==== Provided data ====
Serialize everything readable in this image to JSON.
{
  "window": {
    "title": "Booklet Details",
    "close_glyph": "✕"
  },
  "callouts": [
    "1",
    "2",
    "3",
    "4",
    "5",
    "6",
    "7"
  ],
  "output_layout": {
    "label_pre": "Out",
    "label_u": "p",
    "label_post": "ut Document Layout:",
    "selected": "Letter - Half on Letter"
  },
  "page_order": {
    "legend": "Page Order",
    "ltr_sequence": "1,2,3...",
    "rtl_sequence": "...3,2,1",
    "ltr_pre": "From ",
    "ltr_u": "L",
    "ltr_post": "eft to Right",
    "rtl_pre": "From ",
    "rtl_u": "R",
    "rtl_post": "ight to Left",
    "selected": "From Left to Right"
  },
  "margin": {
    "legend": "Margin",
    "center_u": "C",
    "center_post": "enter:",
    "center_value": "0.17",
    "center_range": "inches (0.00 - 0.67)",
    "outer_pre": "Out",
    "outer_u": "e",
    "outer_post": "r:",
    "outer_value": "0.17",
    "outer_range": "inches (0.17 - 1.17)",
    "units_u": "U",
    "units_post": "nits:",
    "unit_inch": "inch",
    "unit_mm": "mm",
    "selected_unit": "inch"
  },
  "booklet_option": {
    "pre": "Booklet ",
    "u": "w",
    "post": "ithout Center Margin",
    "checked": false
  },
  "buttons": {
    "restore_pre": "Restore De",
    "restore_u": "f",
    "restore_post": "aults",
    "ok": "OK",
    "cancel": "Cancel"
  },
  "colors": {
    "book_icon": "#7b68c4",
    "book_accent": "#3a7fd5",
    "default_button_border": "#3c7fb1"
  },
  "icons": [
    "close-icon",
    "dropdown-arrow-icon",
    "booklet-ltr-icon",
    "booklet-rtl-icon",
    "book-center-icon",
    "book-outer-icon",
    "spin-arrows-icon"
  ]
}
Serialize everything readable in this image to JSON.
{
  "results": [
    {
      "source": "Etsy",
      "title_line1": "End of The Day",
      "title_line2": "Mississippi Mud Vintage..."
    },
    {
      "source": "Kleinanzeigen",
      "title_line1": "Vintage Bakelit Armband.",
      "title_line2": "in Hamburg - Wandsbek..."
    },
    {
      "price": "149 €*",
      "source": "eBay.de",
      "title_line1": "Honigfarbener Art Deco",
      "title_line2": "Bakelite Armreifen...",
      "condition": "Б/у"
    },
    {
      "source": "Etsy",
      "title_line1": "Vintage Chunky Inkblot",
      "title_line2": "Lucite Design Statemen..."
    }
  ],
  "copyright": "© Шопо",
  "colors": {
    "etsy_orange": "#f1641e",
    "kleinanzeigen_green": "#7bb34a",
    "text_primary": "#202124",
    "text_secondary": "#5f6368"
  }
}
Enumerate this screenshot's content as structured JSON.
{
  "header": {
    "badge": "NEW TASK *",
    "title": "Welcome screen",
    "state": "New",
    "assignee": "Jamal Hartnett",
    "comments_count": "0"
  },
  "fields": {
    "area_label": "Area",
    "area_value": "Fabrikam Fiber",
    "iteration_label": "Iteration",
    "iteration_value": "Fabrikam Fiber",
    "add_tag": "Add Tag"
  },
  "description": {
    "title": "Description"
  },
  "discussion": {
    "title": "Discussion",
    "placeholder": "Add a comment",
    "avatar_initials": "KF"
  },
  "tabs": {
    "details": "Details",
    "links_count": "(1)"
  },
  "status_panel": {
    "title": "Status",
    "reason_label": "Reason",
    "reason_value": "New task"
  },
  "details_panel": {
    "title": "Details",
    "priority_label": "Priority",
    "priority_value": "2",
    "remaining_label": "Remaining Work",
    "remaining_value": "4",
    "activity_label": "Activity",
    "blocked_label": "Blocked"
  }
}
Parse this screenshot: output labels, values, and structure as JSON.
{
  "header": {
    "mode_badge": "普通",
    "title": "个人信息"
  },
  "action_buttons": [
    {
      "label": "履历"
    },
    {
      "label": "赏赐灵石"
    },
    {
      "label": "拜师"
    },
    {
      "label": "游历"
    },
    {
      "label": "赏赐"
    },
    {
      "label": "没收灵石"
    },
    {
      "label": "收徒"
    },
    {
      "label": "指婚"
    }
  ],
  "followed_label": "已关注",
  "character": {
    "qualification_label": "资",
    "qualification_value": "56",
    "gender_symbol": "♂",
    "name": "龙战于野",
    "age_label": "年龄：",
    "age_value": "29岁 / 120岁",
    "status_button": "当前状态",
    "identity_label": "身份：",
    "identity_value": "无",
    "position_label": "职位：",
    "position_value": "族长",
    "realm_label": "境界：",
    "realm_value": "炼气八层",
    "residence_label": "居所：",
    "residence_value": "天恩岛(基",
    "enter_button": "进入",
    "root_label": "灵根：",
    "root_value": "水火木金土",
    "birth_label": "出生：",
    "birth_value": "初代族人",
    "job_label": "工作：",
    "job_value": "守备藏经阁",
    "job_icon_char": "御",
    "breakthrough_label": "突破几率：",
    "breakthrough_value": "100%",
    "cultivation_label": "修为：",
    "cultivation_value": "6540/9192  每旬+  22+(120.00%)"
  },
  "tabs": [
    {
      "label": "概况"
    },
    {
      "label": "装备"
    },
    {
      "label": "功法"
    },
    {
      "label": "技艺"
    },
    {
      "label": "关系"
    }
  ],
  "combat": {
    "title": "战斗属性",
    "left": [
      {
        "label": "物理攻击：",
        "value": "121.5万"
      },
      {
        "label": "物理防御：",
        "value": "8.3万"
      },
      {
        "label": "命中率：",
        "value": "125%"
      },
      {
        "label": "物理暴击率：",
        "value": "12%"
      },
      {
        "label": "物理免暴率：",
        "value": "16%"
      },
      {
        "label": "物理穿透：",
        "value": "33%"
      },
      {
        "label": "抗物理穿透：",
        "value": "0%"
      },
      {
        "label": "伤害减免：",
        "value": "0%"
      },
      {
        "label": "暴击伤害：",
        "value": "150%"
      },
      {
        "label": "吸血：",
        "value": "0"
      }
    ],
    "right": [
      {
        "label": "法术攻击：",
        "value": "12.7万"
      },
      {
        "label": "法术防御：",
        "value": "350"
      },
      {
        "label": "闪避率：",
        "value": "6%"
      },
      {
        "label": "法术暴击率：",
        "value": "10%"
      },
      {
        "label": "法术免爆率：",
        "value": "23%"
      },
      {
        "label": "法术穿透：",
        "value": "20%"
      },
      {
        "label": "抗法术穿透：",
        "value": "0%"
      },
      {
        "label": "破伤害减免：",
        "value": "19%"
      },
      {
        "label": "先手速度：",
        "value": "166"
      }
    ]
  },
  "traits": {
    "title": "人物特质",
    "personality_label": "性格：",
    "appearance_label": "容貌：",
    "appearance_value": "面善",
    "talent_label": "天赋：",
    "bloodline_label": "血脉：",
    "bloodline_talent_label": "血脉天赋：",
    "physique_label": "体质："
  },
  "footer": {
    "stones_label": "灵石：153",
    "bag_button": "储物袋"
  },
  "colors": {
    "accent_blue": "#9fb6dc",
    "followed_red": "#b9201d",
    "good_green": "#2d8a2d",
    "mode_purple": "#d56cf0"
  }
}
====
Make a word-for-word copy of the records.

**Response for this exercise:**
Serialize everything readable in this image to JSON.
{
  "window": {
    "title": "Booklet Details",
    "close_glyph": "✕"
  },
  "callouts": [
    "1",
    "2",
    "3",
    "4",
    "5",
    "6",
    "7"
  ],
  "output_layout": {
    "label_pre": "Out",
    "label_u": "p",
    "label_post": "ut Document Layout:",
    "selected": "Letter - Half on Letter"
  },
  "page_order": {
    "legend": "Page Order",
    "ltr_sequence": "1,2,3...",
    "rtl_sequence": "...3,2,1",
    "ltr_pre": "From ",
    "ltr_u": "L",
    "ltr_post": "eft to Right",
    "rtl_pre": "From ",
    "rtl_u": "R",
    "rtl_post": "ight to Left",
    "selected": "From Left to Right"
  },
  "margin": {
    "legend": "Margin",
    "center_u": "C",
    "center_post": "enter:",
    "center_value": "0.17",
    "center_range": "inches (0.00 - 0.67)",
    "outer_pre": "Out",
    "outer_u": "e",
    "outer_post": "r:",
    "outer_value": "0.17",
    "outer_range": "inches (0.17 - 1.17)",
    "units_u": "U",
    "units_post": "nits:",
    "unit_inch": "inch",
    "unit_mm": "mm",
    "selected_unit": "inch"
  },
  "booklet_option": {
    "pre": "Booklet ",
    "u": "w",
    "post": "ithout Center Margin",
    "checked": false
  },
  "buttons": {
    "restore_pre": "Restore De",
    "restore_u": "f",
    "restore_post": "aults",
    "ok": "OK",
    "cancel": "Cancel"
  },
  "colors": {
    "book_icon": "#7b68c4",
    "book_accent": "#3a7fd5",
    "default_button_border": "#3c7fb1"
  },
  "icons": [
    "close-icon",
    "dropdown-arrow-icon",
    "booklet-ltr-icon",
    "booklet-rtl-icon",
    "book-center-icon",
    "book-outer-icon",
    "spin-arrows-icon"
  ]
}
Serialize everything readable in this image to JSON.
{
  "results": [
    {
      "source": "Etsy",
      "title_line1": "End of The Day",
      "title_line2": "Mississippi Mud Vintage..."
    },
    {
      "source": "Kleinanzeigen",
      "title_line1": "Vintage Bakelit Armband.",
      "title_line2": "in Hamburg - Wandsbek..."
    },
    {
      "price": "149 €*",
      "source": "eBay.de",
      "title_line1": "Honigfarbener Art Deco",
      "title_line2": "Bakelite Armreifen...",
      "condition": "Б/у"
    },
    {
      "source": "Etsy",
      "title_line1": "Vintage Chunky Inkblot",
      "title_line2": "Lucite Design Statemen..."
    }
  ],
  "copyright": "© Шопо",
  "colors": {
    "etsy_orange": "#f1641e",
    "kleinanzeigen_green": "#7bb34a",
    "text_primary": "#202124",
    "text_secondary": "#5f6368"
  }
}
Enumerate this screenshot's content as structured JSON.
{
  "header": {
    "badge": "NEW TASK *",
    "title": "Welcome screen",
    "state": "New",
    "assignee": "Jamal Hartnett",
    "comments_count": "0"
  },
  "fields": {
    "area_label": "Area",
    "area_value": "Fabrikam Fiber",
    "iteration_label": "Iteration",
    "iteration_value": "Fabrikam Fiber",
    "add_tag": "Add Tag"
  },
  "description": {
    "title": "Description"
  },
  "discussion": {
    "title": "Discussion",
    "placeholder": "Add a comment",
    "avatar_initials": "KF"
  },
  "tabs": {
    "details": "Details",
    "links_count": "(1)"
  },
  "status_panel": {
    "title": "Status",
    "reason_label": "Reason",
    "reason_value": "New task"
  },
  "details_panel": {
    "title": "Details",
    "priority_label": "Priority",
    "priority_value": "2",
    "remaining_label": "Remaining Work",
    "remaining_value": "4",
    "activity_label": "Activity",
    "blocked_label": "Blocked"
  }
}
Parse this screenshot: output labels, values, and structure as JSON.
{
  "header": {
    "mode_badge": "普通",
    "title": "个人信息"
  },
  "action_buttons": [
    {
      "label": "履历"
    },
    {
      "label": "赏赐灵石"
    },
    {
      "label": "拜师"
    },
    {
      "label": "游历"
    },
    {
      "label": "赏赐"
    },
    {
      "label": "没收灵石"
    },
    {
      "label": "收徒"
    },
    {
      "label": "指婚"
    }
  ],
  "followed_label": "已关注",
  "character": {
    "qualification_label": "资",
    "qualification_value": "56",
    "gender_symbol": "♂",
    "name": "龙战于野",
    "age_label": "年龄：",
    "age_value": "29岁 / 120岁",
    "status_button": "当前状态",
    "identity_label": "身份：",
    "identity_value": "无",
    "position_label": "职位：",
    "position_value": "族长",
    "realm_label": "境界：",
    "realm_value": "炼气八层",
    "residence_label": "居所：",
    "residence_value": "天恩岛(基",
    "enter_button": "进入",
    "root_label": "灵根：",
    "root_value": "水火木金土",
    "birth_label": "出生：",
    "birth_value": "初代族人",
    "job_label": "工作：",
    "job_value": "守备藏经阁",
    "job_icon_char": "御",
    "breakthrough_label": "突破几率：",
    "breakthrough_value": "100%",
    "cultivation_label": "修为：",
    "cultivation_value": "6540/9192  每旬+  22+(120.00%)"
  },
  "tabs": [
    {
      "label": "概况"
    },
    {
      "label": "装备"
    },
    {
      "label": "功法"
    },
    {
      "label": "技艺"
    },
    {
      "label": "关系"
    }
  ],
  "combat": {
    "title": "战斗属性",
    "left": [
      {
        "label": "物理攻击：",
        "value": "121.5万"
      },
      {
        "label": "物理防御：",
        "value": "8.3万"
      },
      {
        "label": "命中率：",
        "value": "125%"
      },
      {
        "label": "物理暴击率：",
        "value": "12%"
      },
      {
        "label": "物理免暴率：",
        "value": "16%"
      },
      {
        "label": "物理穿透：",
        "value": "33%"
      },
      {
        "label": "抗物理穿透：",
        "value": "0%"
      },
      {
        "label": "伤害减免：",
        "value": "0%"
      },
      {
        "label": "暴击伤害：",
        "value": "150%"
      },
      {
        "label": "吸血：",
        "value": "0"
      }
    ],
    "right": [
      {
        "label": "法术攻击：",
        "value": "12.7万"
      },
      {
        "label": "法术防御：",
        "value": "350"
      },
      {
        "label": "闪避率：",
        "value": "6%"
      },
      {
        "label": "法术暴击率：",
        "value": "10%"
      },
      {
        "label": "法术免爆率：",
        "value": "23%"
      },
      {
        "label": "法术穿透：",
        "value": "20%"
      },
      {
        "label": "抗法术穿透：",
        "value": "0%"
      },
      {
        "label": "破伤害减免：",
        "value": "19%"
      },
      {
        "label": "先手速度：",
        "value": "166"
      }
    ]
  },
  "traits": {
    "title": "人物特质",
    "personality_label": "性格：",
    "appearance_label": "容貌：",
    "appearance_value": "面善",
    "talent_label": "天赋：",
    "bloodline_label": "血脉：",
    "bloodline_talent_label": "血脉天赋：",
    "physique_label": "体质："
  },
  "footer": {
    "stones_label": "灵石：153",
    "bag_button": "储物袋"
  },
  "colors": {
    "accent_blue": "#9fb6dc",
    "followed_red": "#b9201d",
    "good_green": "#2d8a2d",
    "mode_purple": "#d56cf0"
  }
}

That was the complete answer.